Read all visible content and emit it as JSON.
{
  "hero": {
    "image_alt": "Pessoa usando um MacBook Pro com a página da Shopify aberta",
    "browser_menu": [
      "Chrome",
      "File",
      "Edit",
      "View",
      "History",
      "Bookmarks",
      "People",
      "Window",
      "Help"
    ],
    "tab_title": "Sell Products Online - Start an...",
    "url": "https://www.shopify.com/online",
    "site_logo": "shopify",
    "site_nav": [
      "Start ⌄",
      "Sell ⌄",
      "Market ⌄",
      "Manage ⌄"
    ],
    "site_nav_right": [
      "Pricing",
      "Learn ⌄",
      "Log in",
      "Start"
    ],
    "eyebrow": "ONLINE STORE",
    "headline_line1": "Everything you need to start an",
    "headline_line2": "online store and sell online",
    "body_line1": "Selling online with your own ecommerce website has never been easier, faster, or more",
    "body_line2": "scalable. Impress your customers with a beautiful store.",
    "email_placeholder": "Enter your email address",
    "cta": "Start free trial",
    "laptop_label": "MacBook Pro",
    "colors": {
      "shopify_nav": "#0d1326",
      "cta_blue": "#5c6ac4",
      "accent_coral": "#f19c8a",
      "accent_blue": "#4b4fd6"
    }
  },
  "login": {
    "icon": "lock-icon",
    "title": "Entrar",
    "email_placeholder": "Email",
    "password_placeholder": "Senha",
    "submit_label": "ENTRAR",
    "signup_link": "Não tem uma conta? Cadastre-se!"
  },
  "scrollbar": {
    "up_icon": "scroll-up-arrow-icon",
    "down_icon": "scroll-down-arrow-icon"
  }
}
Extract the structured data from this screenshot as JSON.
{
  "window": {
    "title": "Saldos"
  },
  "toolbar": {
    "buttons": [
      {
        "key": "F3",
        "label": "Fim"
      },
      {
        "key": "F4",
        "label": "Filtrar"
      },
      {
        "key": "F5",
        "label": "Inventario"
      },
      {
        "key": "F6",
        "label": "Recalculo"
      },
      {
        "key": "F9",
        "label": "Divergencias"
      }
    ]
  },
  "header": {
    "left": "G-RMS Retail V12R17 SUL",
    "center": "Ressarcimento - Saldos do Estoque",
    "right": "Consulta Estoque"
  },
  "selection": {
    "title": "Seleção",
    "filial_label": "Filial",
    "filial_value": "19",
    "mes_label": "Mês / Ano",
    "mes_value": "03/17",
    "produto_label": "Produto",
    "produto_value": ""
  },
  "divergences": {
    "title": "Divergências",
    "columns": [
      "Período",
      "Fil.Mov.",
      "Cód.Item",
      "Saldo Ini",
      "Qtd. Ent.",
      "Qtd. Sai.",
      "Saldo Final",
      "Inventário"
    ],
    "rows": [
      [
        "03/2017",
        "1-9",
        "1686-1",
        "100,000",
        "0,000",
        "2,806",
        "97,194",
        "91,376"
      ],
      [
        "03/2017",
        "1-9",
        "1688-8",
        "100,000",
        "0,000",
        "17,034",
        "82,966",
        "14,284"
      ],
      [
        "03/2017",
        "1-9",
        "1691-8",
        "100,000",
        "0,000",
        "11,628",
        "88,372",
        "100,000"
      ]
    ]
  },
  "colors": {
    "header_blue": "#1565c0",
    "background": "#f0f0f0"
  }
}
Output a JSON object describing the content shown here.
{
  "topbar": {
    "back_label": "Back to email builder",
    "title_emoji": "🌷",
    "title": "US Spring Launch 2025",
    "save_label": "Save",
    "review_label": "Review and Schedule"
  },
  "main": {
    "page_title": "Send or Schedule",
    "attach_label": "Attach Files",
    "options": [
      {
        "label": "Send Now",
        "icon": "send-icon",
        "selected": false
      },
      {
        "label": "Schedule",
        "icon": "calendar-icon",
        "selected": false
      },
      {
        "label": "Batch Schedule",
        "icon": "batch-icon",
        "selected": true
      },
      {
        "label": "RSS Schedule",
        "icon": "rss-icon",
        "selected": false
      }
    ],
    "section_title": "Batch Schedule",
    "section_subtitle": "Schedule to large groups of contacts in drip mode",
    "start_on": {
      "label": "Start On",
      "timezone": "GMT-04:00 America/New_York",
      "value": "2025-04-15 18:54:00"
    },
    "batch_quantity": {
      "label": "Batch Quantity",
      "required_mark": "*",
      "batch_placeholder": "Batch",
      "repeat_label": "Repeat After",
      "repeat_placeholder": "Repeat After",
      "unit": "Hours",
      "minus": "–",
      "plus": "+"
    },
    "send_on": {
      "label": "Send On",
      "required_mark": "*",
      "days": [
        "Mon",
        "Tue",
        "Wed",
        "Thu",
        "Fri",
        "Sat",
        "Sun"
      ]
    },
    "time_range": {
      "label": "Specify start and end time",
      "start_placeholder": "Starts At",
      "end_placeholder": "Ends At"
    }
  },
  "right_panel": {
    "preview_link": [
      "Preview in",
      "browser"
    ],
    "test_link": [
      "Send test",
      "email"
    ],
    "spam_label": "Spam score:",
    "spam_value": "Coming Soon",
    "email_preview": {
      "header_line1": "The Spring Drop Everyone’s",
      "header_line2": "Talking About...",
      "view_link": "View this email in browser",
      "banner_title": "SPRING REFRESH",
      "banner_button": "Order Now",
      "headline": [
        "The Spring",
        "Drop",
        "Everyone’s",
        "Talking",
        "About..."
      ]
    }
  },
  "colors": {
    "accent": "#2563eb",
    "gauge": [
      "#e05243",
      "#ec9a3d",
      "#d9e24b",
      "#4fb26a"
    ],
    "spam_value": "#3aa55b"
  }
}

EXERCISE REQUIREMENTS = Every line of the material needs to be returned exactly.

RESPONSE =
Read all visible content and emit it as JSON.
{
  "hero": {
    "image_alt": "Pessoa usando um MacBook Pro com a página da Shopify aberta",
    "browser_menu": [
      "Chrome",
      "File",
      "Edit",
      "View",
      "History",
      "Bookmarks",
      "People",
      "Window",
      "Help"
    ],
    "tab_title": "Sell Products Online - Start an...",
    "url": "https://www.shopify.com/online",
    "site_logo": "shopify",
    "site_nav": [
      "Start ⌄",
      "Sell ⌄",
      "Market ⌄",
      "Manage ⌄"
    ],
    "site_nav_right": [
      "Pricing",
      "Learn ⌄",
      "Log in",
      "Start"
    ],
    "eyebrow": "ONLINE STORE",
    "headline_line1": "Everything you need to start an",
    "headline_line2": "online store and sell online",
    "body_line1": "Selling online with your own ecommerce website has never been easier, faster, or more",
    "body_line2": "scalable. Impress your customers with a beautiful store.",
    "email_placeholder": "Enter your email address",
    "cta": "Start free trial",
    "laptop_label": "MacBook Pro",
    "colors": {
      "shopify_nav": "#0d1326",
      "cta_blue": "#5c6ac4",
      "accent_coral": "#f19c8a",
      "accent_blue": "#4b4fd6"
    }
  },
  "login": {
    "icon": "lock-icon",
    "title": "Entrar",
    "email_placeholder": "Email",
    "password_placeholder": "Senha",
    "submit_label": "ENTRAR",
    "signup_link": "Não tem uma conta? Cadastre-se!"
  },
  "scrollbar": {
    "up_icon": "scroll-up-arrow-icon",
    "down_icon": "scroll-down-arrow-icon"
  }
}
Extract the structured data from this screenshot as JSON.
{
  "window": {
    "title": "Saldos"
  },
  "toolbar": {
    "buttons": [
      {
        "key": "F3",
        "label": "Fim"
      },
      {
        "key": "F4",
        "label": "Filtrar"
      },
      {
        "key": "F5",
        "label": "Inventario"
      },
      {
        "key": "F6",
        "label": "Recalculo"
      },
      {
        "key": "F9",
        "label": "Divergencias"
      }
    ]
  },
  "header": {
    "left": "G-RMS Retail V12R17 SUL",
    "center": "Ressarcimento - Saldos do Estoque",
    "right": "Consulta Estoque"
  },
  "selection": {
    "title": "Seleção",
    "filial_label": "Filial",
    "filial_value": "19",
    "mes_label": "Mês / Ano",
    "mes_value": "03/17",
    "produto_label": "Produto",
    "produto_value": ""
  },
  "divergences": {
    "title": "Divergências",
    "columns": [
      "Período",
      "Fil.Mov.",
      "Cód.Item",
      "Saldo Ini",
      "Qtd. Ent.",
      "Qtd. Sai.",
      "Saldo Final",
      "Inventário"
    ],
    "rows": [
      [
        "03/2017",
        "1-9",
        "1686-1",
        "100,000",
        "0,000",
        "2,806",
        "97,194",
        "91,376"
      ],
      [
        "03/2017",
        "1-9",
        "1688-8",
        "100,000",
        "0,000",
        "17,034",
        "82,966",
        "14,284"
      ],
      [
        "03/2017",
        "1-9",
        "1691-8",
        "100,000",
        "0,000",
        "11,628",
        "88,372",
        "100,000"
      ]
    ]
  },
  "colors": {
    "header_blue": "#1565c0",
    "background": "#f0f0f0"
  }
}
Output a JSON object describing the content shown here.
{
  "topbar": {
    "back_label": "Back to email builder",
    "title_emoji": "🌷",
    "title": "US Spring Launch 2025",
    "save_label": "Save",
    "review_label": "Review and Schedule"
  },
  "main": {
    "page_title": "Send or Schedule",
    "attach_label": "Attach Files",
    "options": [
      {
        "label": "Send Now",
        "icon": "send-icon",
        "selected": false
      },
      {
        "label": "Schedule",
        "icon": "calendar-icon",
        "selected": false
      },
      {
        "label": "Batch Schedule",
        "icon": "batch-icon",
        "selected": true
      },
      {
        "label": "RSS Schedule",
        "icon": "rss-icon",
        "selected": false
      }
    ],
    "section_title": "Batch Schedule",
    "section_subtitle": "Schedule to large groups of contacts in drip mode",
    "start_on": {
      "label": "Start On",
      "timezone": "GMT-04:00 America/New_York",
      "value": "2025-04-15 18:54:00"
    },
    "batch_quantity": {
      "label": "Batch Quantity",
      "required_mark": "*",
      "batch_placeholder": "Batch",
      "repeat_label": "Repeat After",
      "repeat_placeholder": "Repeat After",
      "unit": "Hours",
      "minus": "–",
      "plus": "+"
    },
    "send_on": {
      "label": "Send On",
      "required_mark": "*",
      "days": [
        "Mon",
        "Tue",
        "Wed",
        "Thu",
        "Fri",
        "Sat",
        "Sun"
      ]
    },
    "time_range": {
      "label": "Specify start and end time",
      "start_placeholder": "Starts At",
      "end_placeholder": "Ends At"
    }
  },
  "right_panel": {
    "preview_link": [
      "Preview in",
      "browser"
    ],
    "test_link": [
      "Send test",
      "email"
    ],
    "spam_label": "Spam score:",
    "spam_value": "Coming Soon",
    "email_preview": {
      "header_line1": "The Spring Drop Everyone’s",
      "header_line2": "Talking About...",
      "view_link": "View this email in browser",
      "banner_title": "SPRING REFRESH",
      "banner_button": "Order Now",
      "headline": [
        "The Spring",
        "Drop",
        "Everyone’s",
        "Talking",
        "About..."
      ]
    }
  },
  "colors": {
    "accent": "#2563eb",
    "gauge": [
      "#e05243",
      "#ec9a3d",
      "#d9e24b",
      "#4fb26a"
    ],
    "spam_value": "#3aa55b"
  }
}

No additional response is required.